What you have to do:
Look through the records and copy each line with the string "雇用統計" in it.

Data under study:
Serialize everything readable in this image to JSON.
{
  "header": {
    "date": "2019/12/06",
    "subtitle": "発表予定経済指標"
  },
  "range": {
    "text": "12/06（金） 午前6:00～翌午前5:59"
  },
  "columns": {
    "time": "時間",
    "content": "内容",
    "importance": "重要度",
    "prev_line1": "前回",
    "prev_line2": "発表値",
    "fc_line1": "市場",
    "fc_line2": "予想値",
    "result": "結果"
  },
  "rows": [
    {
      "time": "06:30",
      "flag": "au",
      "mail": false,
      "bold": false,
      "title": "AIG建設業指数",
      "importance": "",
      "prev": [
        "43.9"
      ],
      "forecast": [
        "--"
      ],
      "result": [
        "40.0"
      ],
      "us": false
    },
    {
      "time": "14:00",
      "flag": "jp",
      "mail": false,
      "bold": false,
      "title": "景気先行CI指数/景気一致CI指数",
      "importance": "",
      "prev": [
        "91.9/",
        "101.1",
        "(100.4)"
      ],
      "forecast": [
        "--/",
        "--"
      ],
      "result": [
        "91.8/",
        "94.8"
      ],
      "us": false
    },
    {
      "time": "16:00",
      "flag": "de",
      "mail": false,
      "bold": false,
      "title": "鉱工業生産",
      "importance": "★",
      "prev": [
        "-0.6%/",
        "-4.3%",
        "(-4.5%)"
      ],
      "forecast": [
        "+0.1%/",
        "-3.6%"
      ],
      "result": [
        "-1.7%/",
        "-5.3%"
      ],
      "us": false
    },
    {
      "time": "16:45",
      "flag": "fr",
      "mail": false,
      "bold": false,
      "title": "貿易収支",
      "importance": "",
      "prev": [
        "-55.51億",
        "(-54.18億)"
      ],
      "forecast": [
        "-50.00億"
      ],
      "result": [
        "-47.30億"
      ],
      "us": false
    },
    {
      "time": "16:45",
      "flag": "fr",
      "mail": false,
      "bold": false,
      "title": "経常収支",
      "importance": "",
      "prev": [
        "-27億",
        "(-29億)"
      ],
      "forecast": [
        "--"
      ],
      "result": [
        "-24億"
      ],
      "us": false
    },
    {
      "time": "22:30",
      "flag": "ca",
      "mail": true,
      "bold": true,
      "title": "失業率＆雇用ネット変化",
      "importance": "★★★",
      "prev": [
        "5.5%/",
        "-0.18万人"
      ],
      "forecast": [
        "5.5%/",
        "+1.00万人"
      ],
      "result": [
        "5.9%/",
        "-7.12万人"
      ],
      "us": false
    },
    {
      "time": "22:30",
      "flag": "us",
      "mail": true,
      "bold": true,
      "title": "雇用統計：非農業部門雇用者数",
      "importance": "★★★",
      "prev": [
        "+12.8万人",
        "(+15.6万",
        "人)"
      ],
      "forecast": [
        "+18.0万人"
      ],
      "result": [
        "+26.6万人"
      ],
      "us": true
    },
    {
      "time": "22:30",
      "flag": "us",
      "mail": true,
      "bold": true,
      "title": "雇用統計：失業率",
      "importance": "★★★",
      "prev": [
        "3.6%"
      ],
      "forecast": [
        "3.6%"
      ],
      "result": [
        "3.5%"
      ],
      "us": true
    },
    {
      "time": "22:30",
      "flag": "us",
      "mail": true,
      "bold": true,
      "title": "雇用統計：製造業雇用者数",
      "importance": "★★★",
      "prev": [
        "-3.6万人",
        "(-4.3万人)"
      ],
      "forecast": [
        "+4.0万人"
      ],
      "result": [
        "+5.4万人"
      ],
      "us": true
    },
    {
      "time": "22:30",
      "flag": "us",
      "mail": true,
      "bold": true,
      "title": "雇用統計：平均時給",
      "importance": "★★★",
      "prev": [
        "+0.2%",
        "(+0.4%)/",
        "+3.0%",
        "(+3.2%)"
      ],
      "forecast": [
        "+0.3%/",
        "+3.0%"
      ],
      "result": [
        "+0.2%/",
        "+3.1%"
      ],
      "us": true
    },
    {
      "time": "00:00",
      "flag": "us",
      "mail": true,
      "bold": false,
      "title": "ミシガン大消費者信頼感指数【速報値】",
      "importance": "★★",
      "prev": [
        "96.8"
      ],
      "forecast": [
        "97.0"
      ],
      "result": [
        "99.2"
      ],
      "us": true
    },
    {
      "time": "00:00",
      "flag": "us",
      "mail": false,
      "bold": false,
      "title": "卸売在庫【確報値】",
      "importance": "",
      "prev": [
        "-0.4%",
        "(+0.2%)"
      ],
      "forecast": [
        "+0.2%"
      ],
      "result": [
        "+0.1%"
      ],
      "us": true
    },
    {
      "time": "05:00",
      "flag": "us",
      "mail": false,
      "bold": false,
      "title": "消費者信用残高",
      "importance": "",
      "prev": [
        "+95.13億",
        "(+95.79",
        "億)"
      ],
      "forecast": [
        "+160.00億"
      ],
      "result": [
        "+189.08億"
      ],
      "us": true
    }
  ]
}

Answer:
      "title": "雇用統計：非農業部門雇用者数",
      "title": "雇用統計：失業率",
      "title": "雇用統計：製造業雇用者数",
      "title": "雇用統計：平均時給",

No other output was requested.